Sex and faith keep evolving, sometimes in ways that may surprise you. Molly Worthen reports that many evangelical Christians
have absorbed secular thinkers' ideas about the fluidity of sexual expression. This is, in part, a counterintuitive legacy of traditional ex-gay ministries. When groups like Exodus promised that sexual desire could change, they pioneered queer theory in the evangelical world. Participants often acknowledged their struggles with "relapse," and their testimonies "point to the instability and changeability of their own identities rather than serve as a testament to heterosexuality," the ethnographer Tanya Erzen wrote in her study of ex-gay ministries, "Straight to Jesus."
In that context, rather than embracing an "ex-gay" identity, many gay evangelicals attempt a life of celibacy instead. "In an era when the right worships the nuclear family and the left celebrates sexual authenticity," Worthen writes, that doesn't give them an obvious political home. Noting that the "idealized image of the heterosexual nuclear family has become the chief conservative rallying point of the culture wars," Worthen asks:

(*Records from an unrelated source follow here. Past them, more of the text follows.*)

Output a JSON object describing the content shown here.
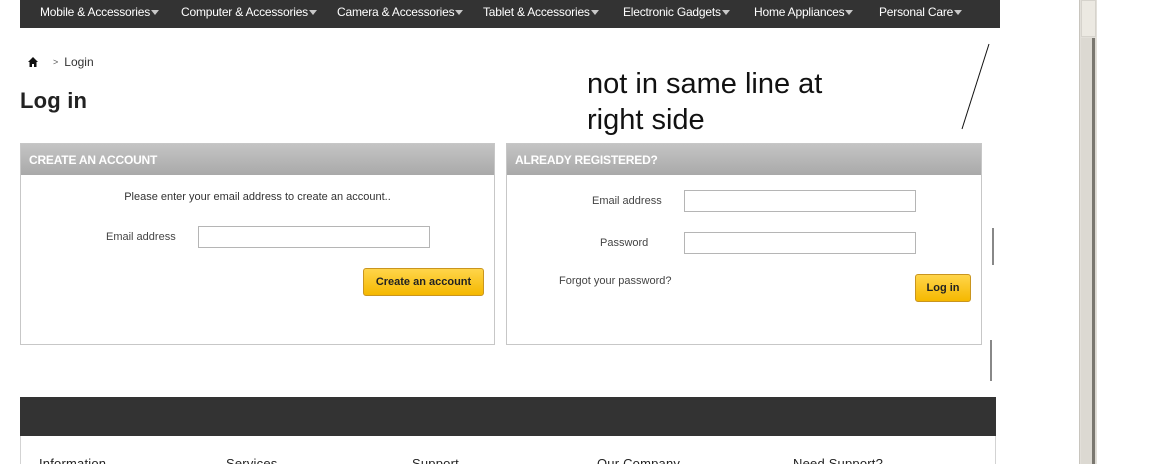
{
  "nav": {
    "items": [
      {
        "label": "Mobile & Accessories"
      },
      {
        "label": "Computer & Accessories"
      },
      {
        "label": "Camera & Accessories"
      },
      {
        "label": "Tablet & Accessories"
      },
      {
        "label": "Electronic Gadgets"
      },
      {
        "label": "Home Appliances"
      },
      {
        "label": "Personal Care"
      }
    ],
    "caret_icon": "caret-down-icon"
  },
  "breadcrumb": {
    "home_icon": "home-icon",
    "separator": ">",
    "current": "Login"
  },
  "page": {
    "title": "Log in"
  },
  "annotation": {
    "text": "not in same line at\nright side"
  },
  "create_account": {
    "header": "CREATE AN ACCOUNT",
    "intro": "Please enter your email address to create an account..",
    "email_label": "Email address",
    "email_value": "",
    "button_label": "Create an account"
  },
  "login": {
    "header": "ALREADY REGISTERED?",
    "email_label": "Email address",
    "email_value": "",
    "password_label": "Password",
    "password_value": "",
    "forgot_label": "Forgot your password?",
    "button_label": "Log in"
  },
  "footer": {
    "columns": [
      "Information",
      "Services",
      "Support",
      "Our Company",
      "Need Support?"
    ]
  },
  "colors": {
    "nav_bg": "#333333",
    "header_bg": "#a9a9a9",
    "button_yellow": "#f5b800",
    "footer_bg": "#333333"
  }
}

But does liberals' emphasis on gay marriage effectively send the same message? "If you end up accepting the progressive position, you then have a future: Gay people, you're supposed to get married, have romance, have children, and that's how you get security and stave off loneliness," said Eve Tushnet, a celibate Catholic lesbian writer who has a growing following among evangelicals. "But if you don't change your sexual ethic, then the challenge to your cultural mind-set is very deep because you're no longer able to offer gay people the forms of adult love that our culture recognizes." If the ex-gay ministries ironically introduced evangelicals to more fluid ideas of sexuality, the liberal campaign for gay marriage has reinforced the grip of traditional "family values."
And with that double paradox, I suggest you read the whole thing.
Being neither gay nor Christian myself, I have no stake in this beyond my belief that everyone involved should be free to work out their own approaches to these questions, and my hope that as many as possible end up with answers that allow them to be happy. But there's a broader political lesson here beyond any particular ideas about sex and God: Our simple model of a two-sided "culture war" just can't capture the dynamic diversity of the culture we actually live in. Contrary to cliché, we aren't two Americas. We're a big muddy mess of countless overlapping Americas, any of which might take something as significant as spirituality or sexuality in an unexpected direction.